What troubled me recently was that I couldn't remember that editor's last name. So I walked down a lower Manhattan street and stood in front of his door. I knew if I saw his last name on the door panel that I would know. And it's true. A name on a door panel can bring everything back, can make you 22 again and gullible and getting pecked on the cheek before being put into a taxi a two in the morning.
These days, a sandwich bar is open next to his apartment building. I walked in and ordered a sandwich. I asked the bartender if he knew this guy, the editor. He said he did, that the editor came in all the time, practically every night. That he was a good guy. He asked me how I knew him. I said I didn't.
I asked the bartender if the editor was still an editor. He told me no, he was retired now. The bartender gave me my sandwich and asked me if there would be anything else.
I saw I had enough cash, that I wouldn't have to leave a credit card and therefore my name, and, feeling safe and anonymous, I put all the change down for the tip. I told the bartender that I actually used to be that editor's intern at Newsweek. He looked a little amused.
"He was a real predator," I added.
"Really?" the bartender asked. "Sexually?"
"Yes," I said.
"While his wife was still alive?" he asked.
"No," I said. "She had already died."
"Well, there you go," the bartender shrugged. "His wife had died. Poor guy."
"Well." The bartender wiped his hands with a cloth. "His wife was dead. Don't you think that counts for something?"
I said "no."
I took the tip off the counter. I put the money back in my bag. The bartender watched me.
"I don't care," he said.
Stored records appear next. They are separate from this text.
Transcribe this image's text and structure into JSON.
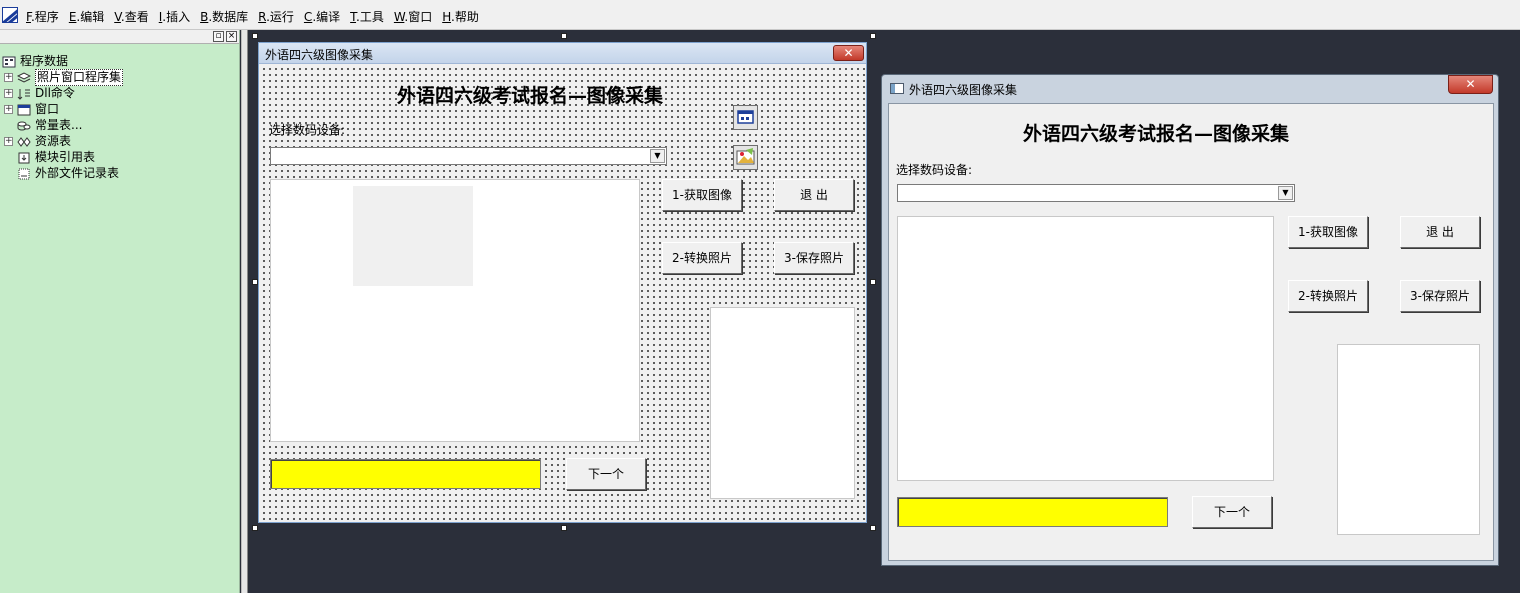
{
  "menu": [
    {
      "key": "F",
      "label": ".程序"
    },
    {
      "key": "E",
      "label": ".编辑"
    },
    {
      "key": "V",
      "label": ".查看"
    },
    {
      "key": "I",
      "label": ".插入"
    },
    {
      "key": "B",
      "label": ".数据库"
    },
    {
      "key": "R",
      "label": ".运行"
    },
    {
      "key": "C",
      "label": ".编译"
    },
    {
      "key": "T",
      "label": ".工具"
    },
    {
      "key": "W",
      "label": ".窗口"
    },
    {
      "key": "H",
      "label": ".帮助"
    }
  ],
  "tree": {
    "root": "程序数据",
    "items": [
      {
        "label": "照片窗口程序集",
        "icon": "module-icon"
      },
      {
        "label": "Dll命令",
        "icon": "dll-command-icon"
      },
      {
        "label": "窗口",
        "icon": "window-icon"
      },
      {
        "label": "常量表...",
        "icon": "constants-icon"
      },
      {
        "label": "资源表",
        "icon": "resource-icon"
      },
      {
        "label": "模块引用表",
        "icon": "module-ref-icon"
      },
      {
        "label": "外部文件记录表",
        "icon": "external-file-icon"
      }
    ]
  },
  "design_form": {
    "title": "外语四六级图像采集",
    "heading": "外语四六级考试报名—图像采集",
    "device_label": "选择数码设备:",
    "btn_capture": "1-获取图像",
    "btn_exit": "退  出",
    "btn_convert": "2-转换照片",
    "btn_save": "3-保存照片",
    "btn_next": "下一个"
  },
  "runtime_form": {
    "title": "外语四六级图像采集",
    "heading": "外语四六级考试报名—图像采集",
    "device_label": "选择数码设备:",
    "btn_capture": "1-获取图像",
    "btn_exit": "退  出",
    "btn_convert": "2-转换照片",
    "btn_save": "3-保存照片",
    "btn_next": "下一个"
  },
  "colors": {
    "tree_bg": "#c6ecc9",
    "workspace_bg": "#2b2f3a",
    "yellow_field": "#ffff00",
    "close_red": "#c2392a"
  }
}
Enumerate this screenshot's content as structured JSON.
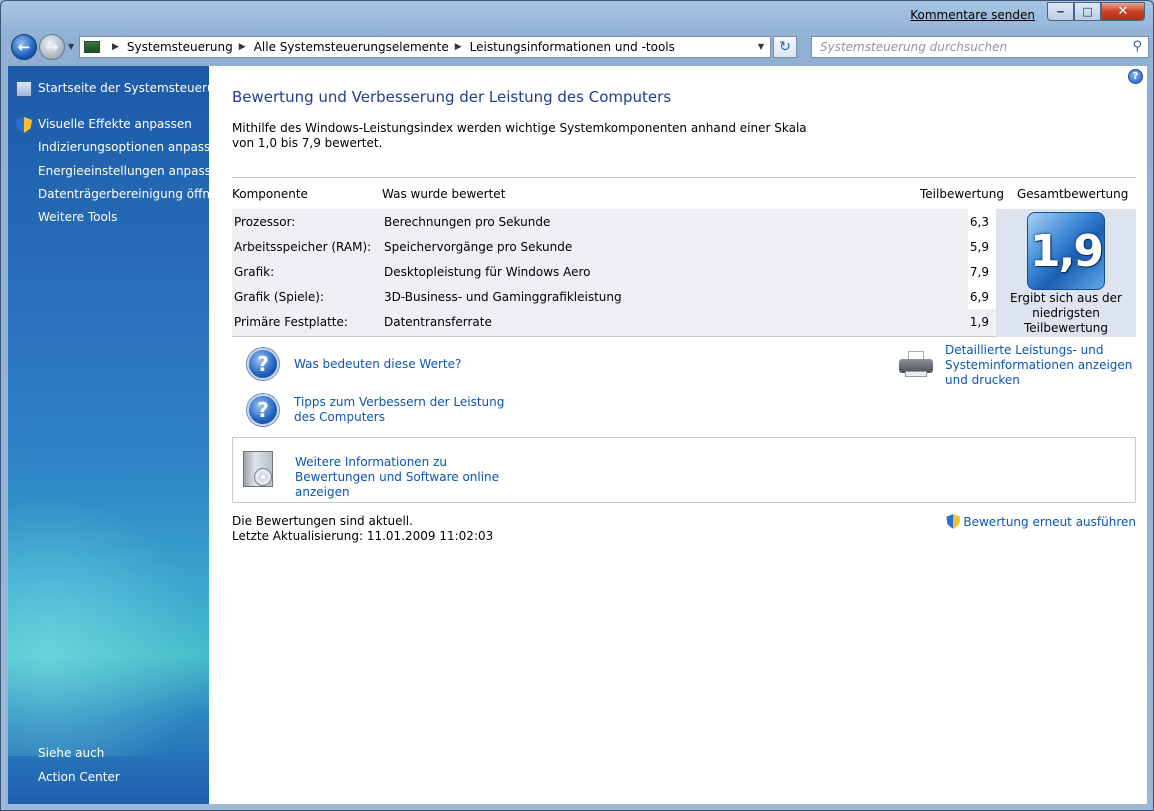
{
  "titlebar": {
    "feedback_label": "Kommentare senden",
    "minimize_icon": "minimize-icon",
    "maximize_icon": "maximize-icon",
    "close_icon": "close-icon"
  },
  "nav": {
    "back_icon": "arrow-left-icon",
    "forward_icon": "arrow-right-icon",
    "breadcrumbs": [
      "Systemsteuerung",
      "Alle Systemsteuerungselemente",
      "Leistungsinformationen und -tools"
    ],
    "search_placeholder": "Systemsteuerung durchsuchen"
  },
  "sidebar": {
    "home": "Startseite der Systemsteuerung",
    "items": [
      "Visuelle Effekte anpassen",
      "Indizierungsoptionen anpassen",
      "Energieeinstellungen anpassen",
      "Datenträgerbereinigung öffnen",
      "Weitere Tools"
    ],
    "see_also_heading": "Siehe auch",
    "see_also_items": [
      "Action Center"
    ]
  },
  "main": {
    "title": "Bewertung und Verbesserung der Leistung des Computers",
    "intro": "Mithilfe des Windows-Leistungsindex werden wichtige Systemkomponenten anhand einer Skala von 1,0 bis 7,9 bewertet.",
    "table": {
      "headers": [
        "Komponente",
        "Was wurde bewertet",
        "Teilbewertung",
        "Gesamtbewertung"
      ],
      "rows": [
        {
          "component": "Prozessor:",
          "rated": "Berechnungen pro Sekunde",
          "score": "6,3"
        },
        {
          "component": "Arbeitsspeicher (RAM):",
          "rated": "Speichervorgänge pro Sekunde",
          "score": "5,9"
        },
        {
          "component": "Grafik:",
          "rated": "Desktopleistung für Windows Aero",
          "score": "7,9"
        },
        {
          "component": "Grafik (Spiele):",
          "rated": "3D-Business- und Gaminggrafikleistung",
          "score": "6,9"
        },
        {
          "component": "Primäre Festplatte:",
          "rated": "Datentransferrate",
          "score": "1,9"
        }
      ],
      "overall_score": "1,9",
      "overall_note": "Ergibt sich aus der niedrigsten Teilbewertung"
    },
    "links": {
      "what_values": "Was bedeuten diese Werte?",
      "tips": "Tipps zum Verbessern der Leistung des Computers",
      "details": "Detaillierte Leistungs- und Systeminformationen anzeigen und drucken",
      "online": "Weitere Informationen zu Bewertungen und Software online anzeigen"
    },
    "status": {
      "current": "Die Bewertungen sind aktuell.",
      "last_update": "Letzte Aktualisierung: 11.01.2009 11:02:03",
      "rerun": "Bewertung erneut ausführen"
    }
  }
}
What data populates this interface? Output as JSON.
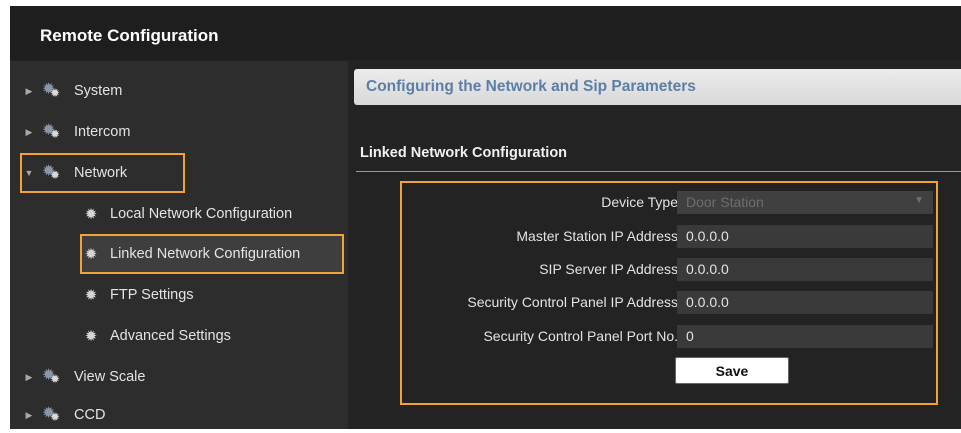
{
  "window": {
    "title": "Remote Configuration"
  },
  "sidebar": {
    "items": [
      {
        "label": "System",
        "icon": "gears-icon",
        "expanded": false
      },
      {
        "label": "Intercom",
        "icon": "gears-icon",
        "expanded": false
      },
      {
        "label": "Network",
        "icon": "gears-icon",
        "expanded": true,
        "children": [
          {
            "label": "Local Network Configuration",
            "icon": "gear-icon"
          },
          {
            "label": "Linked Network Configuration",
            "icon": "gear-icon",
            "selected": true
          },
          {
            "label": "FTP Settings",
            "icon": "gear-icon"
          },
          {
            "label": "Advanced Settings",
            "icon": "gear-icon"
          }
        ]
      },
      {
        "label": "View Scale",
        "icon": "gears-icon",
        "expanded": false
      },
      {
        "label": "CCD",
        "icon": "gears-icon",
        "expanded": false
      }
    ]
  },
  "main": {
    "header": "Configuring the Network and Sip Parameters",
    "section_title": "Linked Network Configuration",
    "form": {
      "device_type": {
        "label": "Device Type",
        "value": "Door Station"
      },
      "master_station_ip": {
        "label": "Master Station IP Address",
        "value": "0.0.0.0"
      },
      "sip_server_ip": {
        "label": "SIP Server IP Address",
        "value": "0.0.0.0"
      },
      "security_panel_ip": {
        "label": "Security Control Panel IP Address",
        "value": "0.0.0.0"
      },
      "security_panel_port": {
        "label": "Security Control Panel Port No.",
        "value": "0"
      }
    },
    "save_label": "Save"
  },
  "colors": {
    "highlight": "#f2a23b",
    "header_text": "#5b7fa6",
    "background": "#232323",
    "sidebar": "#2d2d2d"
  }
}
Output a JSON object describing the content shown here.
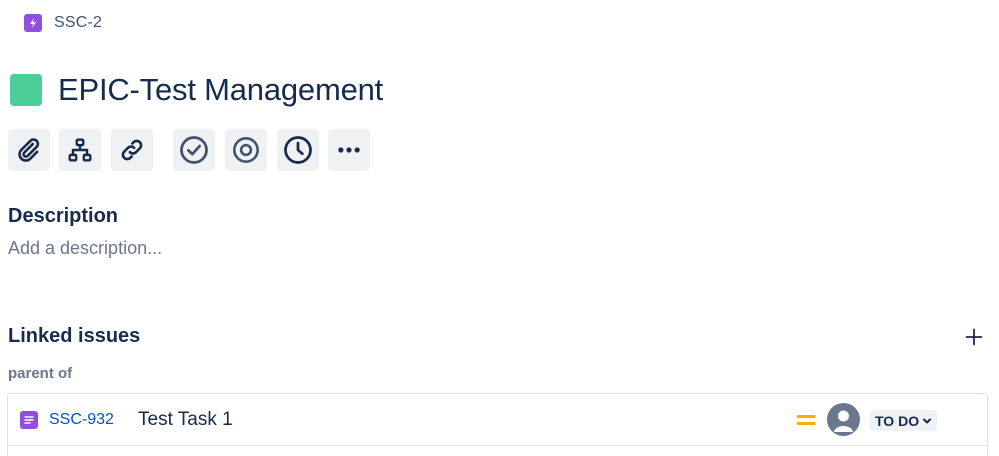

It's true we rarely understand events as they happen. Part of me wants to say I sensed at the time that Newsweek was bloated, overfed in every sense of the word. But that's hindsight, not insight. At the time, Newsweek seemed to me the center of the world where a benevolent editorial eye could glance to a far away, genital-cutting Africa and the good money was on the Chinese Communist Party failing long before this celebrated American magazine ever would. "The party can't go on forever," a foreign editor told me as I got ready to move to China. He was referring to Beijing. But he could just as easily have been talking about his own job. Or some previous incarnation of this city. Or of being 22.
I left that sandwich bar unsure of why I had come there, unsure of why I had stood outside this now-retired editor's apartment, unsure of why I told the bartender anything at all and unsure of what to do in the face of "poor guy" other than take some bucks back. I was trying to be resolved. I'm still unresolved, 13 years later, even as the weekly publication has become obsolete and the news cycle is down to one continuous stream. So Newsweek, in its way, is trying to resolve into something else. It's still not something else. Or, rather, it's a little pixilated graphic in the right hand corner of that faster, younger site.
Caroline Cooper is a writer and graduate student at Columbia University.